1. to give site users improved access to the content EMC has been aggregating since August 2012, so they can look for bloggers posting on topics they're interested in, explore what's happening in the early modern blogosphere, and so on.

2. to facilitate and encourage the proactive use of post categories/tags by groups of bloggers with shared interests. All searches can be bookmarked for reference, making it possible to create useful resources of blogging about specific news, topics, conferences, etc, in a similar fashion to Twitter hashtags. Bloggers could agree on a shared tag for posts, or an event organiser could announce one in advance, as is often done with Twitter hashtags.

Caveats and Work in Progress

This does not search post content, and it will not find any informal keywords/hashtags within the body of posts.

If EMC doesn't find any <category> tags for a post in the RSS feed it is classified as uncategorized. These and any <category> 'uncategorized' from the feed are omitted from search results. (It should always be borne in mind that some bloggers never use any kind of category or tag at all.)

This will not be a 'real time' search, although EMC updates content every few hours so it's never very far behind events.

The search is at present quite basic and limited. I plan to add a number of more sophisticated features in the future including the ability to filter by blog tags and by dates.
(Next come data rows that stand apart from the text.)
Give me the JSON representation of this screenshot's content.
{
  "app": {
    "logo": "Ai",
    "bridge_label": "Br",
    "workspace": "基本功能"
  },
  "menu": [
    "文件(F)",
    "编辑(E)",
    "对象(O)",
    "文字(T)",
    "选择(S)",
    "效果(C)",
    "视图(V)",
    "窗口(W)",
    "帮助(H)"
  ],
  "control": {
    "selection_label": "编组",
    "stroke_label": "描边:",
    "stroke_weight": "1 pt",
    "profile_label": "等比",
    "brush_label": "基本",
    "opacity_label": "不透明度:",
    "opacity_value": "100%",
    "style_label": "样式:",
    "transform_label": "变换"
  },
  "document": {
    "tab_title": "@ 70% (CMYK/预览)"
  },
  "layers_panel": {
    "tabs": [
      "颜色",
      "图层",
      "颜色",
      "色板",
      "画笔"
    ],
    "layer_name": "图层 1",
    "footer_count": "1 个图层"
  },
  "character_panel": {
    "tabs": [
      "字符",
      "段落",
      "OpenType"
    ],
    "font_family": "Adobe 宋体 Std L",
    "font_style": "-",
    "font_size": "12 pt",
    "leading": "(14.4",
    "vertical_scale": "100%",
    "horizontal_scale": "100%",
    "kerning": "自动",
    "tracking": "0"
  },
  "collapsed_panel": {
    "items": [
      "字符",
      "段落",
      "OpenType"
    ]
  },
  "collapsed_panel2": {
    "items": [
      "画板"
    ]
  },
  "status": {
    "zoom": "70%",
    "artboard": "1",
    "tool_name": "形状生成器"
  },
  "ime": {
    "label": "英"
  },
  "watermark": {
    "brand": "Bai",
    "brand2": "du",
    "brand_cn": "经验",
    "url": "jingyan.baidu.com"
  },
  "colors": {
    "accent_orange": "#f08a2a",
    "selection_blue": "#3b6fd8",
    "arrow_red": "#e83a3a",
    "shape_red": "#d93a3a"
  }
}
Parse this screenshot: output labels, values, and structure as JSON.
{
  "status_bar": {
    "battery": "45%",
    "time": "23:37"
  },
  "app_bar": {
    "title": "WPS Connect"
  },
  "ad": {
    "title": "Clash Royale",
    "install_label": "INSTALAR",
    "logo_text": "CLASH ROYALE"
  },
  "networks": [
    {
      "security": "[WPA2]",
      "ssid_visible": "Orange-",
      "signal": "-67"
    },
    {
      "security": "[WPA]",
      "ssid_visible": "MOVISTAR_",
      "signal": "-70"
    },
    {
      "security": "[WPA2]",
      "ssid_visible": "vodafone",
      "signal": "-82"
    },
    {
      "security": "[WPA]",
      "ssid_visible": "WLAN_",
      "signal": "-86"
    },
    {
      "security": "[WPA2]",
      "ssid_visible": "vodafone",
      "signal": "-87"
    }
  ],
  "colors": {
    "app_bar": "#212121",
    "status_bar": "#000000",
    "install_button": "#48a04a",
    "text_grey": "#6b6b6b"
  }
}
I may also introduce RSS feeds for search queries at some point.

Constructing Search Query URLs

If you'd like to use an event tag, it's possible to work out in advance what the URL will be, without needing to visit EMC and run the search manually (though you might be advised to check it works!). But you'll need to use URL encoding as appropriate for any spaces or punctuation in the tag (so it might be a good idea to avoid them).

This is the basic structure:

http://emc.historycarnival.org/searchcat?s={search term or phrase}

For example, the URL for a simple search for categories containing London:

http://emc.historycarnival.org/searchcat?s=london

The URL for a search for the exact category Gunpowder Plot:

http://emc.historycarnival.org/searchcat?s=Gunpowder%20Plot&exact=on

In this more complex URL, %20 is the URL encoding for a space between words and &exact=on adds the exact category requirement.

I'll do my best to ensure that the basic URL construction (searchcat?s=...) is stable and persistent as long as the site is around.